Your rights when using a mortgage broker: 7 Things to know


Real estate developers and agents regularly refer clients to brokers.

You will probably need to consult with one before booking them or before hiring them.

To verify that they are properly regulated and qualified to provide you with advice, check to see if your broker or mortgage adviser has the CeMAP or CertMA accreditation, which is very important in this business.

They should also have sufficient indemnity insurance to indemnify them if they receive incorrect advice. Do you want to know how and when to use their help? Keep on reading to find out.

Your rights when using a mortgage broker: 7 Things to know

1. How do brokers get paid


Mortgage brokers typically get paid by the lender at the closing table, though this isn’t always the case.

The fee paid to the mortgage broker will range from 1% to 2% of the total loan amount.
It’s possible that the borrower’s payment of the fees could be added to the total loan amount.

Brokerage fees are typically included in the total amount owed by the lender. If you want to make a deal, these are the fees that you will experience.

2. What is a broker


You contract with the mortgage brokerage, not the broker or salesperson, which is an important starting point to understand and tell apart.

Despite working with only one or two lenders, many mortgage brokers and agents may find you many options.

A qualified broker or agent must disclose their relationship in writing to help you decide.

Your licensed professional may be a mortgage broker or agent, depending on their licenses.
Both are called “mortgage brokers” here, but here is what brokers do:

Help you understand and reconsider your finances while choosing a mortgage.

Examine mortgage offers to see if you qualify and how they compare to others.

Obtain any additional information or documents.

They can walk you through the application and approval processes and explain the mortgage rate, terms, and conditions.

3. Meeting with a broker


Nowadays you can meet online or in person. The broker should provide you with a number of different choices.

Inquire how each loan option works, how much it costs, and why it would be the best option for you.

Never feel obligated to settle for the first loan offer you receive.

If you are not satisfied with any of the possibilities, have your broker look into other possibilities.
The broker should also show you loans from other lenders so that you can make an informed comparison and truly understand your options.

Any change in interest rate, no matter how small, can add up over the course of a mortgage loan’s lifetime.

A lower interest rate could save you hundreds of dollars over the life of the loan.

4. You can change your mind

If you sign a contract with a credit broker over the phone or online and then change your mind within the first 14 days, you can cancel the arrangement without penalty. However, you only have two weeks to act upon.


Your expenses should be covered by the company.

Contact the credit broker if you wish to cancel the agreement and receive a refund. The process and law states that within 30 days of your request, the credit broker must issue a full refund.

5. Ask more questions

You can’t know everything and have your answers unless you ask the right questions.
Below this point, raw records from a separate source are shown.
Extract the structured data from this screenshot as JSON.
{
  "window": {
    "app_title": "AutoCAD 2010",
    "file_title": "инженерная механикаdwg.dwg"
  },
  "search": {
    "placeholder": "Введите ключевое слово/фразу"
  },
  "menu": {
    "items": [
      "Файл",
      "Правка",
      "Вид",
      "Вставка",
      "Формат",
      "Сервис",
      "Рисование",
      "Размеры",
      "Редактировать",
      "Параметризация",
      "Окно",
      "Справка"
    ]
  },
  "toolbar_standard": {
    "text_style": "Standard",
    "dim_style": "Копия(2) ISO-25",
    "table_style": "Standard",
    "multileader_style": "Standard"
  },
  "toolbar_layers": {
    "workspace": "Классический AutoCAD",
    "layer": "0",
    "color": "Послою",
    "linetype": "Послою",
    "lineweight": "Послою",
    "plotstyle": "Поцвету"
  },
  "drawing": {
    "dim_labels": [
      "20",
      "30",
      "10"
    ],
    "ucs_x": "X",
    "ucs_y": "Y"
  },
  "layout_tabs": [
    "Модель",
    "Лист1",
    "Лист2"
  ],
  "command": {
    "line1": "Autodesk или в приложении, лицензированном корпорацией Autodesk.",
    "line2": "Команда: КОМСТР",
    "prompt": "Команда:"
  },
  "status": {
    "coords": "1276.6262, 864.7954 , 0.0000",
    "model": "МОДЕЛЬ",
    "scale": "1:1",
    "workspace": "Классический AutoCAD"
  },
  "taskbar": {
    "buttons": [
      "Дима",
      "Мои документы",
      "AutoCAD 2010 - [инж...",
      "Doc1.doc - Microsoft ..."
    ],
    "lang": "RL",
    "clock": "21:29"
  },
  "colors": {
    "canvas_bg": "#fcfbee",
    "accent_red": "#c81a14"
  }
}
Sort out and navigate your process by asking the following questions to your chosen company/broker:

-Do you have access to different loan companies?
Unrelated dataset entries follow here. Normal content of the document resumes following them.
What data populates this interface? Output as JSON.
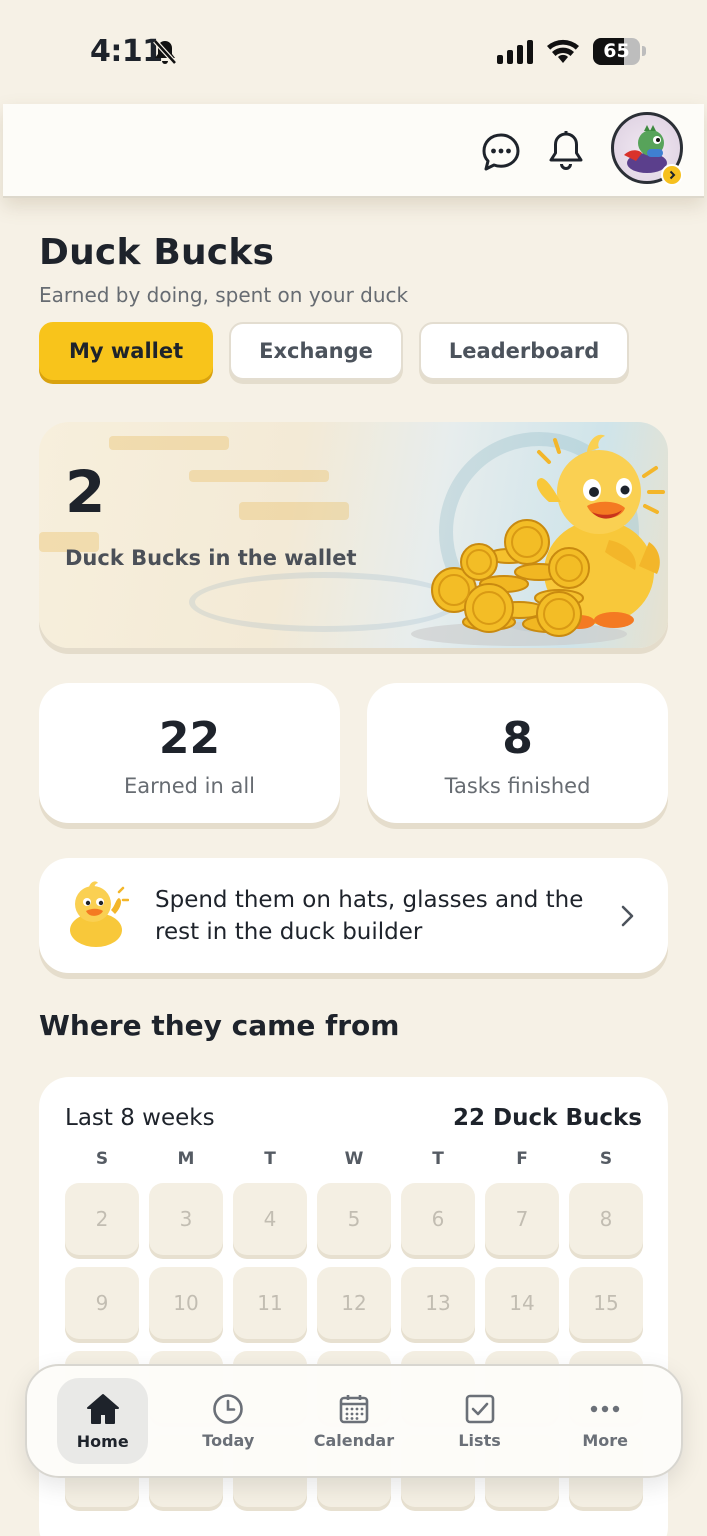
{
  "status_bar": {
    "time": "4:11",
    "battery": "65",
    "battery_level": 0.65
  },
  "header": {
    "title": "Duck Bucks",
    "subtitle": "Earned by doing, spent on your duck"
  },
  "tabs": [
    {
      "label": "My wallet",
      "active": true
    },
    {
      "label": "Exchange",
      "active": false
    },
    {
      "label": "Leaderboard",
      "active": false
    }
  ],
  "wallet": {
    "amount": "2",
    "caption": "Duck Bucks in the wallet"
  },
  "stats": [
    {
      "value": "22",
      "label": "Earned in all"
    },
    {
      "value": "8",
      "label": "Tasks finished"
    }
  ],
  "promo": {
    "text": "Spend them on hats, glasses and the rest in the duck builder"
  },
  "history": {
    "section_title": "Where they came from",
    "period": "Last 8 weeks",
    "total": "22 Duck Bucks",
    "weekdays": [
      "S",
      "M",
      "T",
      "W",
      "T",
      "F",
      "S"
    ],
    "days": [
      "2",
      "3",
      "4",
      "5",
      "6",
      "7",
      "8",
      "9",
      "10",
      "11",
      "12",
      "13",
      "14",
      "15"
    ]
  },
  "nav": [
    {
      "label": "Home",
      "icon": "home-icon",
      "active": true
    },
    {
      "label": "Today",
      "icon": "clock-icon",
      "active": false
    },
    {
      "label": "Calendar",
      "icon": "calendar-icon",
      "active": false
    },
    {
      "label": "Lists",
      "icon": "checkbox-icon",
      "active": false
    },
    {
      "label": "More",
      "icon": "more-dots-icon",
      "active": false
    }
  ],
  "colors": {
    "accent": "#f8c41b",
    "background": "#f6f1e6",
    "text": "#1e232b"
  }
}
-Who are the lending institutions you work with?

-Why did you advise this particular loan when you told me I should acquire one?

-Tell me about any types of fees.

-What percentage of the purchase price must I put down in order to avoid having to pay Lender’s Mortgage Insurance (LMI)?

-These are just some of the most common questions that you can focus on.

6. Are there any disadvantages to using brokers

The broker may charge the borrower a fee ranging from 1% to 2% of the principal loan amount, as we said before.

When under pressure to fulfill production targets, mortgage brokers may skimp on customer service.


Without doing their research, borrowers face the danger of working with a mortgage broker who is prone to errors and slows down the home-buying process.

Finding a trustworthy local broker may be tough depending on where you live.

For some borrowers, conventional banks might be able to offer better loan terms than mortgage brokers.

Due to the fact that some lenders do not cooperate with mortgage brokers, you could not be eligible for some lending programs.

7. Who can book a broker?

The booking process comes down to your preference, budget & personal goal. Hiring a mortgage broker is a good idea if you’re in a hurry to secure a home loan but don’t have the time or patience to go through the mortgage application process on your own. Also, if you have low credit or run your own business, you may find it challenging to qualify for a mortgage. In most cases, people who are looking for a broker’s help negotiate a lower or even zero origination charge on your mortgage.

You need entry to the broker’s pool of lenders.

A mortgage broker is someone you go to if you want to get a better interest rate on your loan than what you’ve been quoted. Take your time when sorting out your options.

Where to find a company that can suit you?

Any first-time buyers or people who are moving homes will appreciate They are a Glasgow mortgage company that offers great mortgage and insurance solutions + you can book your appointment directly on their site. No matter what type of mortgage you are looking for, with access to an extensive list of lenders ranging from high street brands to niche specialists, they have it all!

Written by Alana Harrington